> About this task
Count how many lines below include the word "user". Answer with a number only.

> Data items
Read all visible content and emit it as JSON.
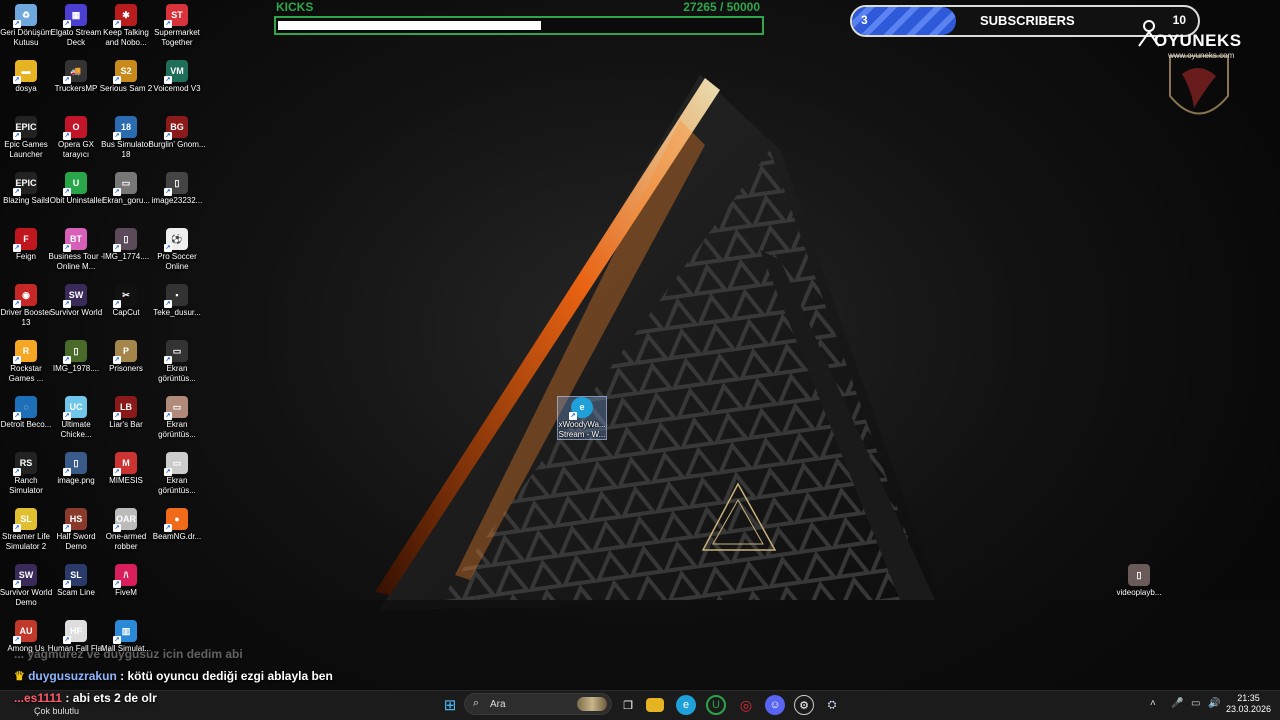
{
  "desktop_icons": [
    {
      "label": "Geri Dönüşüm Kutusu",
      "icon": "recycle-bin-icon",
      "color": "#6fa8dc",
      "glyph": "♻"
    },
    {
      "label": "Elgato Stream Deck",
      "icon": "stream-deck-icon",
      "color": "#4b3fd1",
      "glyph": "▦"
    },
    {
      "label": "Keep Talking and Nobo...",
      "icon": "keep-talking-icon",
      "color": "#b81c1c",
      "glyph": "✱"
    },
    {
      "label": "Supermarket Together",
      "icon": "supermarket-together-icon",
      "color": "#d8323a",
      "glyph": "ST"
    },
    {
      "label": "dosya",
      "icon": "folder-icon",
      "color": "#e6b422",
      "glyph": "▬"
    },
    {
      "label": "TruckersMP",
      "icon": "truckersmp-icon",
      "color": "#333333",
      "glyph": "🚚"
    },
    {
      "label": "Serious Sam 2",
      "icon": "serious-sam-icon",
      "color": "#c78a1b",
      "glyph": "S2"
    },
    {
      "label": "Voicemod V3",
      "icon": "voicemod-icon",
      "color": "#1e6e5a",
      "glyph": "VM"
    },
    {
      "label": "Epic Games Launcher",
      "icon": "epic-games-icon",
      "color": "#222222",
      "glyph": "EPIC"
    },
    {
      "label": "Opera GX tarayıcı",
      "icon": "opera-gx-icon",
      "color": "#c2152a",
      "glyph": "O"
    },
    {
      "label": "Bus Simulator 18",
      "icon": "bus-simulator-icon",
      "color": "#2b6cb0",
      "glyph": "18"
    },
    {
      "label": "Burglin' Gnom...",
      "icon": "burglin-gnomes-icon",
      "color": "#8b1a1a",
      "glyph": "BG"
    },
    {
      "label": "Blazing Sails",
      "icon": "epic-games-icon",
      "color": "#222222",
      "glyph": "EPIC"
    },
    {
      "label": "IObit Uninstaller",
      "icon": "iobit-uninstaller-icon",
      "color": "#2aa64a",
      "glyph": "U"
    },
    {
      "label": "Ekran_goru...",
      "icon": "screenshot-file-icon",
      "color": "#777777",
      "glyph": "▭"
    },
    {
      "label": "image23232...",
      "icon": "image-file-icon",
      "color": "#444444",
      "glyph": "▯"
    },
    {
      "label": "Feign",
      "icon": "feign-icon",
      "color": "#c0161d",
      "glyph": "F"
    },
    {
      "label": "Business Tour - Online M...",
      "icon": "business-tour-icon",
      "color": "#d65fb7",
      "glyph": "BT"
    },
    {
      "label": "IMG_1774....",
      "icon": "image-file-icon",
      "color": "#5a4a5a",
      "glyph": "▯"
    },
    {
      "label": "Pro Soccer Online",
      "icon": "pro-soccer-icon",
      "color": "#eeeeee",
      "glyph": "⚽"
    },
    {
      "label": "Driver Booster 13",
      "icon": "driver-booster-icon",
      "color": "#c62828",
      "glyph": "◉"
    },
    {
      "label": "Survivor World",
      "icon": "survivor-world-icon",
      "color": "#3a2a5a",
      "glyph": "SW"
    },
    {
      "label": "CapCut",
      "icon": "capcut-icon",
      "color": "#111111",
      "glyph": "✂"
    },
    {
      "label": "Teke_dusur...",
      "icon": "video-file-icon",
      "color": "#333333",
      "glyph": "▪"
    },
    {
      "label": "Rockstar Games ...",
      "icon": "rockstar-icon",
      "color": "#f5a623",
      "glyph": "R"
    },
    {
      "label": "IMG_1978....",
      "icon": "image-file-icon",
      "color": "#4a6a2a",
      "glyph": "▯"
    },
    {
      "label": "Prisoners",
      "icon": "prisoners-icon",
      "color": "#a5864a",
      "glyph": "P"
    },
    {
      "label": "Ekran görüntüs...",
      "icon": "screenshot-file-icon",
      "color": "#333333",
      "glyph": "▭"
    },
    {
      "label": "Detroit Beco...",
      "icon": "detroit-icon",
      "color": "#1d6fb8",
      "glyph": "◌"
    },
    {
      "label": "Ultimate Chicke...",
      "icon": "ultimate-chicken-horse-icon",
      "color": "#6fc6e8",
      "glyph": "UC"
    },
    {
      "label": "Liar's Bar",
      "icon": "liars-bar-icon",
      "color": "#8a1a1a",
      "glyph": "LB"
    },
    {
      "label": "Ekran görüntüs...",
      "icon": "screenshot-file-icon",
      "color": "#b08a7a",
      "glyph": "▭"
    },
    {
      "label": "Ranch Simulator",
      "icon": "ranch-simulator-icon",
      "color": "#222222",
      "glyph": "RS"
    },
    {
      "label": "image.png",
      "icon": "image-file-icon",
      "color": "#3a5a8a",
      "glyph": "▯"
    },
    {
      "label": "MIMESIS",
      "icon": "mimesis-icon",
      "color": "#cc3333",
      "glyph": "M"
    },
    {
      "label": "Ekran görüntüs...",
      "icon": "screenshot-file-icon",
      "color": "#cccccc",
      "glyph": "▭"
    },
    {
      "label": "Streamer Life Simulator 2",
      "icon": "streamer-life-icon",
      "color": "#e0c030",
      "glyph": "SL"
    },
    {
      "label": "Half Sword Demo",
      "icon": "half-sword-icon",
      "color": "#8a3a2a",
      "glyph": "HS"
    },
    {
      "label": "One-armed robber",
      "icon": "one-armed-robber-icon",
      "color": "#bbbbbb",
      "glyph": "OAR"
    },
    {
      "label": "BeamNG.dr...",
      "icon": "beamng-icon",
      "color": "#f06a1a",
      "glyph": "●"
    },
    {
      "label": "Survivor World Demo",
      "icon": "survivor-world-icon",
      "color": "#3a2a5a",
      "glyph": "SW"
    },
    {
      "label": "Scam Line",
      "icon": "scam-line-icon",
      "color": "#2a3a6a",
      "glyph": "SL"
    },
    {
      "label": "FiveM",
      "icon": "fivem-icon",
      "color": "#d81e5b",
      "glyph": "/\\"
    },
    {
      "label": "",
      "icon": "blank-slot-icon",
      "color": "#000000",
      "glyph": ""
    },
    {
      "label": "Among Us",
      "icon": "among-us-icon",
      "color": "#c0392b",
      "glyph": "AU"
    },
    {
      "label": "Human Fall Flat",
      "icon": "human-fall-flat-icon",
      "color": "#dddddd",
      "glyph": "HF"
    },
    {
      "label": "Mall Simulat...",
      "icon": "mall-simulator-icon",
      "color": "#2a8ad8",
      "glyph": "▥"
    },
    {
      "label": "",
      "icon": "blank-slot-icon",
      "color": "#000000",
      "glyph": ""
    }
  ],
  "extra_icons": {
    "center": {
      "label": "xWoodyWa... Stream - W...",
      "icon": "edge-shortcut-icon"
    },
    "right": {
      "label": "videoplayb...",
      "icon": "video-file-icon"
    }
  },
  "kicks": {
    "title": "KICKS",
    "current": "27265",
    "goal": " / 50000",
    "fraction": 0.545
  },
  "subscribers": {
    "current": "3",
    "label": "SUBSCRIBERS",
    "goal": "10",
    "fraction": 0.3
  },
  "brand": {
    "name": "OYUNEKS",
    "url": "www.oyuneks.com"
  },
  "chat": [
    {
      "user": "",
      "message": "... yagmurez ve duygusuz icin dedim abi",
      "faded": true
    },
    {
      "user": "duygusuzrakun",
      "message": " : kötü oyuncu dediği ezgi ablayla ben",
      "faded": false
    },
    {
      "user": "...es1111",
      "message": " : abi ets 2 de olr",
      "faded": false
    }
  ],
  "taskbar": {
    "weather": "Çok bulutlu",
    "search_placeholder": "Ara",
    "time": "21:35",
    "date": "23.03.2026",
    "apps": [
      "windows-start-icon",
      "task-view-icon",
      "file-explorer-icon",
      "edge-icon",
      "iobit-icon",
      "opera-gx-icon",
      "discord-icon",
      "steam-client-icon",
      "steam-icon"
    ]
  },
  "colors": {
    "kicks_green": "#2fa64b",
    "subs_blue": "#2e59d9",
    "accent_orange": "#ff7a1a"
  }
}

> Exercise solution
3